This customer experience doesn’t have a significant return on investment? A new report from Forrester suggests you think again.

The ROI of a Customer Experience Index Score

The Business Impact Of Customer Experience, 2010 report examines the business value of a better customer experience management, or CEM. What it found will not only surprise those who don’t think that investing in customer loyalty pays dividends, it also highlights the key factors which influence improved customer experiences and revenue.

The report quantifies the correlation between a rise in the Customer Experience Index and a corresponding increase in three loyalty metrics:

  • intent to purchase
  • likelihood to switch business to a competitor,
  • and likelihood to recommend.

As it turns out the increases are quite dramatic -- with increases ranging from a low of US$ 40M for large retailers to a high of US$ 1.7B for other industries. The report also indicates how these three metrics affects individual industries, from wireless carriers to hotels. Broken down, revenue increases can be derived from 3 factors:

  1. The number of people who make additional purchase during the year because they had a better customer experience increases.
  2. The number of customers who would have purchased from a competitor had their customer experience not improved decreases.
  3. The number of new customers, who heard about the good experiences that friends had and went on to buy, increased.

Small Improvements Have a Big Pay Off

According to the study, wireless carriers have the most to gain from simply examining “the erosion of their extremely large customer bases.” Slight improvements in customer experience can result in small increases in retention, but can make a big impact to the bottom line.

For hotels, customer numbers were affected mostly by significant increases in loyalty, which result from customer experience improvements.

If your industry can fix what customers don’t like or improve an already good experience, more customers can be retained and new ones can be wooed.

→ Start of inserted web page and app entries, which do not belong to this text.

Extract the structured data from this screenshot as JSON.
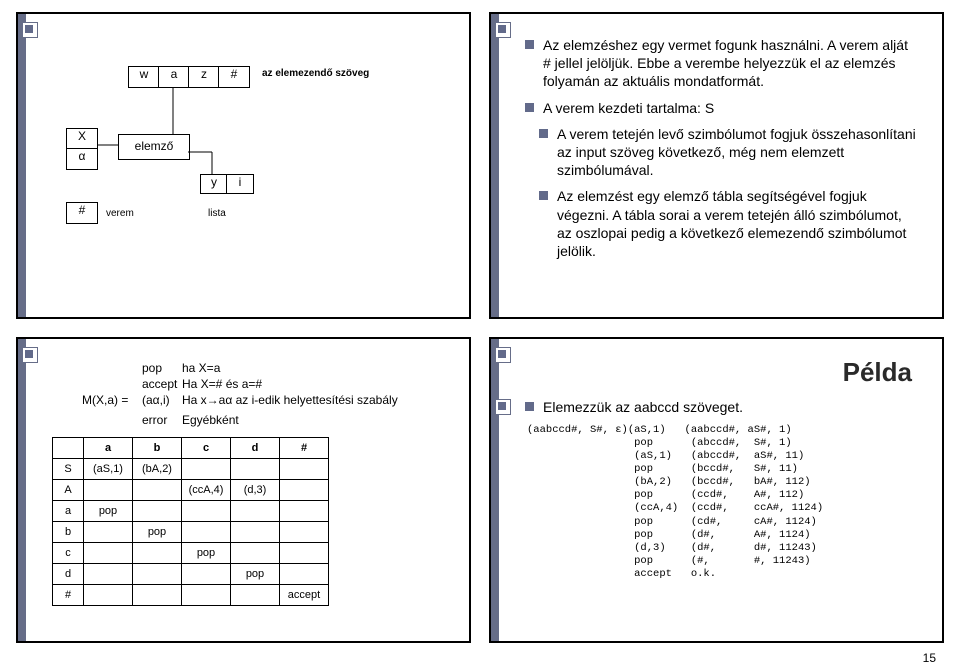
{
  "slide1": {
    "row": [
      "w",
      "a",
      "z",
      "#"
    ],
    "rowLabel": "az elemezendő szöveg",
    "col": [
      "X",
      "α",
      "#"
    ],
    "elemzo": "elemző",
    "yi": [
      "y",
      "i"
    ],
    "verem": "verem",
    "lista": "lista"
  },
  "slide2": {
    "bullets": [
      "Az elemzéshez egy vermet fogunk használni. A verem alját # jellel jelöljük. Ebbe a verembe helyezzük el az elemzés folyamán az aktuális mondatformát.",
      "A verem kezdeti tartalma: S",
      "A verem tetején levő szimbólumot fogjuk összehasonlítani az input szöveg következő, még nem elemzett szimbólumával.",
      "Az elemzést egy elemző tábla segítségével fogjuk végezni. A tábla sorai a verem tetején álló szimbólumot,  az oszlopai pedig a következő elemezendő szimbólumot jelölik."
    ]
  },
  "slide3": {
    "rows": [
      [
        "",
        "pop",
        "ha X=a"
      ],
      [
        "",
        "accept",
        "Ha X=# és a=#"
      ],
      [
        "M(X,a) =",
        "(aα,i)",
        "Ha x→aα az i-edik helyettesítési szabály"
      ],
      [
        "",
        "error",
        "Egyébként"
      ]
    ],
    "tab": {
      "cols": [
        "",
        "a",
        "b",
        "c",
        "d",
        "#"
      ],
      "body": [
        [
          "S",
          "(aS,1)",
          "(bA,2)",
          "",
          "",
          ""
        ],
        [
          "A",
          "",
          "",
          "(ccA,4)",
          "(d,3)",
          ""
        ],
        [
          "a",
          "pop",
          "",
          "",
          "",
          ""
        ],
        [
          "b",
          "",
          "pop",
          "",
          "",
          ""
        ],
        [
          "c",
          "",
          "",
          "pop",
          "",
          ""
        ],
        [
          "d",
          "",
          "",
          "",
          "pop",
          ""
        ],
        [
          "#",
          "",
          "",
          "",
          "",
          "accept"
        ]
      ]
    }
  },
  "slide4": {
    "title": "Példa",
    "lead": "Elemezzük az aabccd szöveget.",
    "trace": "(aabccd#, S#, ε)(aS,1)   (aabccd#, aS#, 1)\n                 pop      (abccd#,  S#, 1)\n                 (aS,1)   (abccd#,  aS#, 11)\n                 pop      (bccd#,   S#, 11)\n                 (bA,2)   (bccd#,   bA#, 112)\n                 pop      (ccd#,    A#, 112)\n                 (ccA,4)  (ccd#,    ccA#, 1124)\n                 pop      (cd#,     cA#, 1124)\n                 pop      (d#,      A#, 1124)\n                 (d,3)    (d#,      d#, 11243)\n                 pop      (#,       #, 11243)\n                 accept   o.k."
  },
  "page": "15"
}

Improvements can be as simple as helpful customer service or mints left on a pillowcase.

Additionally, when companies improve customer experiences by increasing productivity, provide a value-added benefit that not only makes it a better customer experience but also creates interactions likely to lead to additional connections from current customers, new customers, and better customer retention.